Nuts are indeed high in fat and calories, but that’s not a bad thing. Studies continue to show that nuts have a high nutritional value and many health benefits. Adding nuts to your diet may even help support a healthy heart.
Why go nuts?
Studies have found that adding nuts to your diet has a positive impact on your health. Using information from the National Health and Nutrition Examination Survey (NHANES), researchers studied the connection between nut consumption and health in 13,292 adults who were at least 19 years old.

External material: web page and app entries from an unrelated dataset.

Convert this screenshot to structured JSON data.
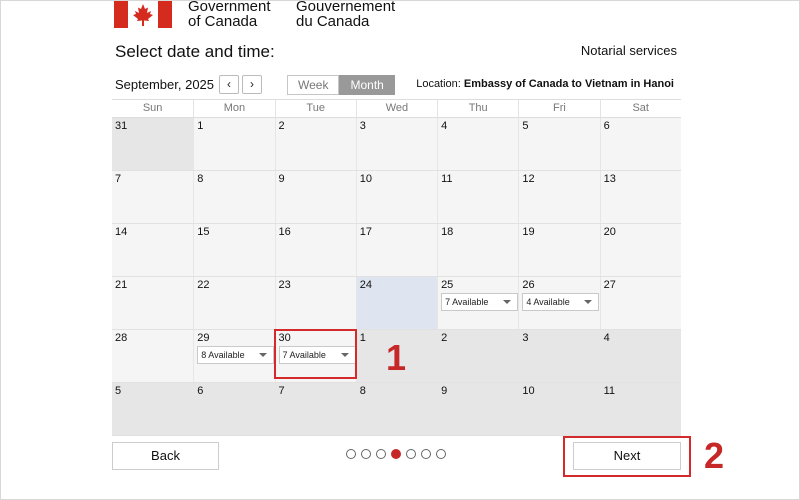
{
  "header": {
    "gov_en_line1": "Government",
    "gov_en_line2": "of Canada",
    "gov_fr_line1": "Gouvernement",
    "gov_fr_line2": "du Canada",
    "flag_color": "#d52b1e"
  },
  "page_title": "Select date and time:",
  "service": "Notarial services",
  "toolbar": {
    "month_label": "September, 2025",
    "prev_label": "‹",
    "next_label": "›",
    "view_week": "Week",
    "view_month": "Month",
    "location_label": "Location:",
    "location_value": "Embassy of Canada to Vietnam in Hanoi"
  },
  "calendar": {
    "day_names": [
      "Sun",
      "Mon",
      "Tue",
      "Wed",
      "Thu",
      "Fri",
      "Sat"
    ],
    "weeks": [
      [
        {
          "day": "31",
          "state": "muted"
        },
        {
          "day": "1"
        },
        {
          "day": "2"
        },
        {
          "day": "3"
        },
        {
          "day": "4"
        },
        {
          "day": "5"
        },
        {
          "day": "6"
        }
      ],
      [
        {
          "day": "7"
        },
        {
          "day": "8"
        },
        {
          "day": "9"
        },
        {
          "day": "10"
        },
        {
          "day": "11"
        },
        {
          "day": "12"
        },
        {
          "day": "13"
        }
      ],
      [
        {
          "day": "14"
        },
        {
          "day": "15"
        },
        {
          "day": "16"
        },
        {
          "day": "17"
        },
        {
          "day": "18"
        },
        {
          "day": "19"
        },
        {
          "day": "20"
        }
      ],
      [
        {
          "day": "21"
        },
        {
          "day": "22"
        },
        {
          "day": "23"
        },
        {
          "day": "24",
          "state": "today"
        },
        {
          "day": "25",
          "avail": "7 Available"
        },
        {
          "day": "26",
          "avail": "4 Available"
        },
        {
          "day": "27"
        }
      ],
      [
        {
          "day": "28"
        },
        {
          "day": "29",
          "avail": "8 Available"
        },
        {
          "day": "30",
          "avail": "7 Available"
        },
        {
          "day": "1",
          "state": "muted"
        },
        {
          "day": "2",
          "state": "muted"
        },
        {
          "day": "3",
          "state": "muted"
        },
        {
          "day": "4",
          "state": "muted"
        }
      ],
      [
        {
          "day": "5",
          "state": "muted"
        },
        {
          "day": "6",
          "state": "muted"
        },
        {
          "day": "7",
          "state": "muted"
        },
        {
          "day": "8",
          "state": "muted"
        },
        {
          "day": "9",
          "state": "muted"
        },
        {
          "day": "10",
          "state": "muted"
        },
        {
          "day": "11",
          "state": "muted"
        }
      ]
    ]
  },
  "callouts": {
    "one": "1",
    "two": "2",
    "color": "#c62828"
  },
  "footer": {
    "back_label": "Back",
    "next_label": "Next",
    "steps_total": 7,
    "steps_current": 4
  }
}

They analyzed diet, other health habits, and markers of cardiovascular wellness, including blood pressure, waist circumference, height, weight, HDL “good” cholesterol, and fasting glucose to determine if there was a connection between nuts and improved health.
The researchers classified people eating 1/4 of an ounce of nuts per day, on average, as regular nut eaters. Volunteers also had their body mass index (BMI) calculated. The researchers defined volunteers with a (BMI) of 25 to 29.9 as being overweight. Anyone with a BMI greater than 30 were considered to be obese. Here’s what else they found:
- Approximately 19 percent of adults 19 to 50 years old, and 21 percent of adults 51 years and older regularly consumed nuts.
- Nut consumers had a lower BMI, 27.7 on average, versus an average BMI of 28.1 for non-nut eaters.
- Nut consumers had significantly smaller waist circumference measures, 37.6 inches on average, versus a 40-inch waist circumference for those who didn’t eat nuts.
- Tree nut consumers weighed less—an average of 174 pounds—compared with non-consumers, who weighed 178 pounds.
- Nut consumers were significantly less likely to have high blood pressure, abdominal obesity, high fasting glucose levels, and low HDL-cholesterol levels.